A special needs child is a broad term used to describe any child with a behavior or emotional disorder, physical disability, or learning disability. Sometimes a child may have more than one disability. Children with special needs children might require extra assistance in school. They might need medicine or therapy that typically developing children don’t need. Many children with special needs are limited in verbal communication, or they are non-verbal. Communicating with children with special needs can be challenging.
Music is understood by all people across the world. Music is especially effective in communicating with special needs children. Some children with special needs children are nonverbal, while others are very verbal. Music provides endless opportunities for learning and development.
For nonverbal children, music is a way to express themselves and interact with others without using words. Music can also be used to motivate children with special needs. During difficult situations, it might be helpful to sing a song in order to help your child work through it.
Tactile activities help children increase their fine motor skills, and they are a great way to communicate with children who are blind and/or deaf. Touch can help children build concepts as they link objects to experiences. Touch can also be used to teach children with special needs the fine motor skills they are often lacking. Giving them different textures to play with can help their bodies learn those skills.
Art, like music, is a way for children with special needs to express themselves without using words. For children who are non-verbal or limited in verbal communication, it is a creative outlet. Children with special needs may become frustrated by their inability to complete tasks. With art, there is no way to fail. There is no right or wrong way to create pieces of art. Art projects also provide a great opportunity for children to touch different textures and work on their fine motor skills.
Movement helps children with special needs feel more engaged in learning. Movement increases focus, attention, and impulse control in children. Movement can also be a form of self-expression for children with special needs who have difficulty expressing themselves with words. Children can learn how to establish a connection between music and movement through dancing and increase their fine motor skills.
5) Social Stories
Social Stories, developed by Carol Gray, are visual or written guides to describe different situations which could include skills, social interactions, or behaviors. Social stories help children, especially autistic children, manage social situations. For those children who struggle with transitions during their day, creating a schedule using pictures can help them understand what activity is next on the schedule, making transitions easier.
Technology has provided a whole new way for children with special needs to communicate.

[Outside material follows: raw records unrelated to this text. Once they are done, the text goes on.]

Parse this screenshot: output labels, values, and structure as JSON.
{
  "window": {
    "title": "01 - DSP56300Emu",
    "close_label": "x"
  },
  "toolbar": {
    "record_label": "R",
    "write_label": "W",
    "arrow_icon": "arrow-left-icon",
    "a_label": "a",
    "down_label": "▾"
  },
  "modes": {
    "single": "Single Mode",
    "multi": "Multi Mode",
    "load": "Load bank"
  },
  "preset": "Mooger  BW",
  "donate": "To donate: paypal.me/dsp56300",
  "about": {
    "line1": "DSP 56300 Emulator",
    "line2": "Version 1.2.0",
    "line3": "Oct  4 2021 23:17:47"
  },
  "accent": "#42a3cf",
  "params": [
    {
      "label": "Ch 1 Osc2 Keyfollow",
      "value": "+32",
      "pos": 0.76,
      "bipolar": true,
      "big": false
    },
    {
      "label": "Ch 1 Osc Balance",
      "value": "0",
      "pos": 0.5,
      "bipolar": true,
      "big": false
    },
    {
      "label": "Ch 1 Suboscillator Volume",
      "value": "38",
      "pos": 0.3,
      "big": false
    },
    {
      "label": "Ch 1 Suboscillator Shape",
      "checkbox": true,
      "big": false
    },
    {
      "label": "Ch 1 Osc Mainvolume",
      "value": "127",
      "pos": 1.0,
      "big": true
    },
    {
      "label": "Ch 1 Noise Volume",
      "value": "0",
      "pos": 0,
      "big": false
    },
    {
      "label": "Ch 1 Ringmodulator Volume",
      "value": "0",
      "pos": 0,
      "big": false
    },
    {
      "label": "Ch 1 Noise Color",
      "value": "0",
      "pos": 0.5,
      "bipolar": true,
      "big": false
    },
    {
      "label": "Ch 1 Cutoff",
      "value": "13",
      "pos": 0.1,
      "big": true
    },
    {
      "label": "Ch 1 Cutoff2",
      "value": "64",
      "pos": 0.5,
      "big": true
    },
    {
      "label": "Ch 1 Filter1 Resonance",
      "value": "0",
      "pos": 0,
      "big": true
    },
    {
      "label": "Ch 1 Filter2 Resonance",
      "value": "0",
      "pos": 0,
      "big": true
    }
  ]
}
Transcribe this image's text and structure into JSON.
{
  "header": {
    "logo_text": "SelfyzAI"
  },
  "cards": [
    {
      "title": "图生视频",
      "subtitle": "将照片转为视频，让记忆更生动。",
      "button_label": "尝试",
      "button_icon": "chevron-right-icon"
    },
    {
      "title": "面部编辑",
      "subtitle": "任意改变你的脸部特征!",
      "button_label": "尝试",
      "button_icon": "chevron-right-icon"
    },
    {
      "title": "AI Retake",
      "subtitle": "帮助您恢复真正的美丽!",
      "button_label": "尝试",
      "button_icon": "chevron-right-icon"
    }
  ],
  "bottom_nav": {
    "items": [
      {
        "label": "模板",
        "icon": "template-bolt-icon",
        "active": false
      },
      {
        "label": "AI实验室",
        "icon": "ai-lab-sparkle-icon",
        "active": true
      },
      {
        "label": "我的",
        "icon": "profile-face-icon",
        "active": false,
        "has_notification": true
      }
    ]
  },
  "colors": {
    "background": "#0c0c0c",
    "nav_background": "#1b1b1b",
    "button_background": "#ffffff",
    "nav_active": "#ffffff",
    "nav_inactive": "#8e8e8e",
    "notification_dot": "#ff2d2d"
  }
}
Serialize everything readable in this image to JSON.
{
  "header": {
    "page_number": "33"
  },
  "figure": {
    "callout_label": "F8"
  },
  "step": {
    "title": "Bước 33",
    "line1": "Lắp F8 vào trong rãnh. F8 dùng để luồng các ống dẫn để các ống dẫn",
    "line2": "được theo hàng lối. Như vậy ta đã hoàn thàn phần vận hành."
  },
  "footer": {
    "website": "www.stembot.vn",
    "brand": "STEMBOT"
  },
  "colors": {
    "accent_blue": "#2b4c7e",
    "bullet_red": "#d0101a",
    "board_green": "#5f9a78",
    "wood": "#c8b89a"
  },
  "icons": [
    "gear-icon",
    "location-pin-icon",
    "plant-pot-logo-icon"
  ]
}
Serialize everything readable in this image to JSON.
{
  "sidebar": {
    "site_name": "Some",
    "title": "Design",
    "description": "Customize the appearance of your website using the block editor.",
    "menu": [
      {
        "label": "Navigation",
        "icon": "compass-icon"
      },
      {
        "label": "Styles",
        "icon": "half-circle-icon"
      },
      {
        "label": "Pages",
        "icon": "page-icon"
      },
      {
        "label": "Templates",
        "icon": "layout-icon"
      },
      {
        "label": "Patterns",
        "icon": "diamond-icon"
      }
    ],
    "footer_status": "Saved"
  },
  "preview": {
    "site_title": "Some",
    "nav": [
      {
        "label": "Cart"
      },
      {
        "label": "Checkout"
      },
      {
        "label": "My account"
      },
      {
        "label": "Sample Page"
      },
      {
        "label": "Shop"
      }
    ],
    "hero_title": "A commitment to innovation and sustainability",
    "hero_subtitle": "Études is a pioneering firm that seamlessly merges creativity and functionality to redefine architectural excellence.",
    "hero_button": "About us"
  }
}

Children who are nonverbal or have limits in verbal communication can type on iPads or use voice output devices. Devices such as iPads provide numerous apps to help children with special needs learn. Some apps can help children communicate by typing words or allow children to create sentences based on pictures. Other apps teach children how to engage in social settings.
Using gestures is a non-verbal way to communicate to a child with special needs and can be very beneficial for children who have auditory challenges. For some children, they might not notice gestures, so make sure the child is paying attention before using them.
Children respond well to encouragement and praise. This is no different for children with special needs. Giving small rewards can help children with special needs feel motivated to complete a difficult task or get through a challenging social situation.
9) Sign Language
Sign language, like gestures, is a way to communicate without using words. Sign language is not only for deaf and hard of hearing children. It can also be used for nonverbal children. Sign language is a way for children with special needs to communicate to others without feeling frustrated by their inability to use words.
10) Talk to Children with Special Needs The Same As Typically Developing Children
Some children with special needs have the same brain functionality as typically developing children, they just might not be able to communicate that. Talk to children with special needs the same as any other child. This may result in better responses from the child if they feel like you are treating them like other children their age.
11) Transition Time
Transitions can be a difficult time for children with special needs. Some children require ample time to transition into a new activity. Communicate these transitions clearly. Children may need to be told several times what activity is coming up next, or be given a 5 minute warning before the transition occurs. For others, social stories are helpful to make the transition process easier.
Communicating with children with special needs may take more time than communicating with typical children. Each child is different and requires different methods of communication. Children with special needs may require special medical attention that primary caregivers are unable to provide. UnityPoint at Home Pediatric Home Center is there for you when you need them. They provide specialized care for each child in the comfort of your own home. Learn more about UnityPoint at Home’s Pediatric Home Center services for your child.